You are currently viewing March 2023 Museum Blog – On South Georgia, time has a habit of getting away from you

March 2023 Museum Blog – On South Georgia, time has a habit of getting away from you

South Georgia Museum Blog – March 2023

On South Georgia, time has a habit of getting away from you – and this season has been no different. One moment the team were arriving on the island, and the next we were busy deep-cleaning and packing up! However, before we tackled our end of season tasks, we still had plenty of visitors to welcome and some very special occasions to celebrate!

We have been lucky to have several weddings held in the church at Grytviken this season. The final one was held in the middle of March and the team were delighted to help the bride get ready in the museum. There can’t be many brides that walk to their wedding wearing wellies and a waterproof jacket over their dress!

The bride makes her way to Grytviken Church


In between ship visits, the team got involved in the station’s annual ‘South Georgia Regatta’. This is held every year on the lake above Grytviken and participants all construct their own vessel, before racing it from one side of the lake to the other. This year’s boats came in a variety of forms but ultimately it was our Post Master, Matt, that was victorious with his unique design – a model post box with a black bin bag for a sail!

The line-up for this season’s South Georgia Regatta


By the middle of March, it was time to get the Quest crow’s nest ready for its long journey home. Kindly loaned to us by All Hallows by the Tower, the barrel comes from Shackleton’s final expedition ship, the Quest, and has been a highlight for visitors to the South Georgia Museum this season. After some careful packaging, the barrel was transported to the British Antarctic Survey base at King Edward Point, from where it will return to the UK on board the British Antarctic Survey’s RRS Sir David Attenborough.

The Quest barrel safely boxed up and ready to start its journey north


Before the team departed the island at the end of March, our most important task was to winterise the museum for the next six months. This involves putting away our outside signs and benches to protect them from the winter snow. We also removed some of our more fragile aobjects from display to allow them a chance to ‘rest’ between seasons. This is particularly important for paper and textile objects as they are more susceptible to light damage. By giving them some time off from being on display, we can ensure that they remain in good condition for future generations to enjoy.

Finally, it started to get a bit colder and the first dusting of snow arrived – a clear sign that it was time for the museum team to head home! Helen, Lauren and Aoife departed first on board the Greg Mortimer and were lucky to get to visit several other sites around South Georgia before sailing to the Falkland Islands. Only a few days later, Deirdre followed suit on board the Sylvia Earle. The journey home from South Georgia can be an epic one and this season was no different. The team record was set by Deirdre, who departed South Georgia on the 26th March and finally reached home on 15th April – 21 days later!

The team with the final ship they welcomed together this season, NG Explorer

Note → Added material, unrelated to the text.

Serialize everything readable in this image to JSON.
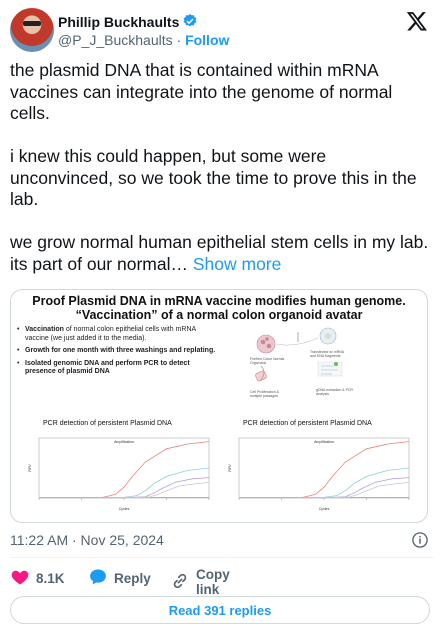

But now that the team are all safely home, how best to sum up the season? We saw 103 ship visits, welcomed over 13500 visitors and delivered 131 whaling station tours. However, numbers can’t tell the whole story! The team also hiked mountains, hosted ceilidhs, assisted the scientists to weigh fur seal pups and ran half marathons. Time might go quickly on South Georgia but we really made the most of it!